- [WORK REQUIRED] Below are records to be output exactly, every one of them.

****************

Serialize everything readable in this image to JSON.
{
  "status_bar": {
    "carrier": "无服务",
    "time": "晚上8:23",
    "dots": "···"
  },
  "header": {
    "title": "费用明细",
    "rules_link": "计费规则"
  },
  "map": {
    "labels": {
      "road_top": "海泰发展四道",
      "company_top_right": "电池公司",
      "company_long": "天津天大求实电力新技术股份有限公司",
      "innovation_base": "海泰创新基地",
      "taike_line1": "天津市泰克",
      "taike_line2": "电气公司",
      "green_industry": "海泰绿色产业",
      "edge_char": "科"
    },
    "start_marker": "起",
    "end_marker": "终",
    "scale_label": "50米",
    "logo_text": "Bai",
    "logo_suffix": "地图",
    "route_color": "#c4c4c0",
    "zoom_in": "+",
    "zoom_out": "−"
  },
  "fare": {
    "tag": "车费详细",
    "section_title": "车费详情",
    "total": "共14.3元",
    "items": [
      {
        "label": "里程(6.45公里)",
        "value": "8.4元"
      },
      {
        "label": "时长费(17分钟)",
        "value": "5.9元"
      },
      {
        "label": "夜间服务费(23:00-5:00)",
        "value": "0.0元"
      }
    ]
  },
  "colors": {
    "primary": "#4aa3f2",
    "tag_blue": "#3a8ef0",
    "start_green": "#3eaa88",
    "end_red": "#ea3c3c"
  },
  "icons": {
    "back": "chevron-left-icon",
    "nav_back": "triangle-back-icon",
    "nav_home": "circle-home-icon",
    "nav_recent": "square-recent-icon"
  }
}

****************

- [ANSWER BELOW]
Serialize everything readable in this image to JSON.
{
  "status_bar": {
    "carrier": "无服务",
    "time": "晚上8:23",
    "dots": "···"
  },
  "header": {
    "title": "费用明细",
    "rules_link": "计费规则"
  },
  "map": {
    "labels": {
      "road_top": "海泰发展四道",
      "company_top_right": "电池公司",
      "company_long": "天津天大求实电力新技术股份有限公司",
      "innovation_base": "海泰创新基地",
      "taike_line1": "天津市泰克",
      "taike_line2": "电气公司",
      "green_industry": "海泰绿色产业",
      "edge_char": "科"
    },
    "start_marker": "起",
    "end_marker": "终",
    "scale_label": "50米",
    "logo_text": "Bai",
    "logo_suffix": "地图",
    "route_color": "#c4c4c0",
    "zoom_in": "+",
    "zoom_out": "−"
  },
  "fare": {
    "tag": "车费详细",
    "section_title": "车费详情",
    "total": "共14.3元",
    "items": [
      {
        "label": "里程(6.45公里)",
        "value": "8.4元"
      },
      {
        "label": "时长费(17分钟)",
        "value": "5.9元"
      },
      {
        "label": "夜间服务费(23:00-5:00)",
        "value": "0.0元"
      }
    ]
  },
  "colors": {
    "primary": "#4aa3f2",
    "tag_blue": "#3a8ef0",
    "start_green": "#3eaa88",
    "end_red": "#ea3c3c"
  },
  "icons": {
    "back": "chevron-left-icon",
    "nav_back": "triangle-back-icon",
    "nav_home": "circle-home-icon",
    "nav_recent": "square-recent-icon"
  }
}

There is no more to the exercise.